- Improve the health and longevity of people who’ve suffered a heart attack
- Increase the appetites of Alzheimer’s patients
- Relieve the depression of AIDS sufferers
In fact, the presence of a beloved pet has the potential to benefit any condition with a stress-related component – which includes the majority of diseases which afflict humankind.
How is it your dog or cat can so powerfully influence the state of your health?
Biologist Erika Friedmann, a professor at the University of Maryland School of Nursing describes the phenomenon this way:
“It’s providing a focus of attention that’s outside of someone’s self. They’re actually letting you focus on them rather than focusing inward on yourself all the time.”
One of the best ways to reduce stress and improve your outlook on life is to “get over yourself.” This can be difficult to do when you’re faced with a debilitating physical or emotional condition.
Caring for a pet takes your focus off yourself, and the love and attention you receive in return can be tremendously gratifying.
Can you name a person in your life you haven’t at some point irritated, angered or disappointed? If you’re human, you probably can’t.
Now think about your pet. Ever known him to show disappointment in you?
Oh, your pup may look longingly out the car window as you drive by his favorite dog park without stopping, but when you get home he’ll still jump from the car and trot right alongside you, happy just to be in your company.
Your dog or cat accepts you without question, expects nothing of you, and is content just to share space with you. The devotion your pet shows you is the very definition of unconditional love.
The Human-Animal Bond
The human-animal bond refers to the powerful, positive interaction that exists between people and animals. It’s not just about companionship – it’s about a deep connection that enhances the quality of life of both humans and animals. [ii]
Benefits of the human-animal bond have been demonstrated in a wide range of circumstances, for example:
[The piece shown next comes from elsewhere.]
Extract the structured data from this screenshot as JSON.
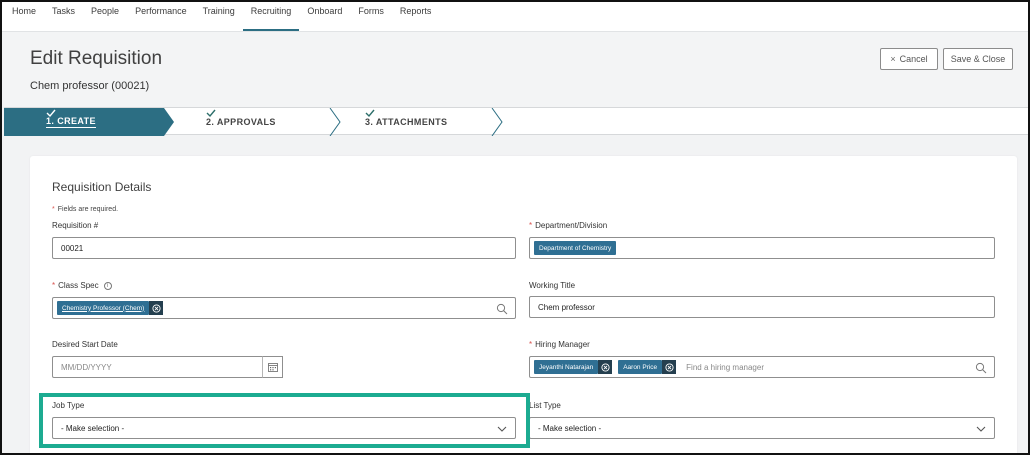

- Seniors who own pets visit doctors and use the healthcare system less often than older folks without a dog or cat.
- Having a pet in the family, especially a dog helps children cope with the serious illness and death of a parent.
- Caring for a pet helps children learn to nurture and develop feelings of empathy.
- People who own dogs have less fear of being victims of crime both when they’re out with their dogs, and at home.
- Pet owners have fewer minor health problems and psychological problems than people without pets.
- Some residents of nursing homes have a decreased need for medication when pets are a part of the environment. Pets also increase social interaction among nursing home residents.
- Families report a significant increase in family activities, exercise and happiness after getting a pet.
Pets Help Us Through the Tough Times
Financial problems during these difficult times can be especially hard to deal with for many people. Money concerns can create intense feelings of insecurity and anxiety.
Loss of a job can shatter your self-confidence – even your identity. Loss of savings can make you fearful of the future.
And money worries are just one of countless stressors that affect us all as we navigate our way through life.
If you have a special bond with your pet, comfort and unconditional acceptance are yours as soon as you step through the door of your home. With the wag of a tail or a loud purr, your pet lets you know you are loved.
“Millions of people who otherwise would be completely lost in their minds and in endless past and future concerns are taken back by their dog or cat into the present moment, again and again, and reminded of the joy of Being.” – Eckhart Tolle, Guardians of Being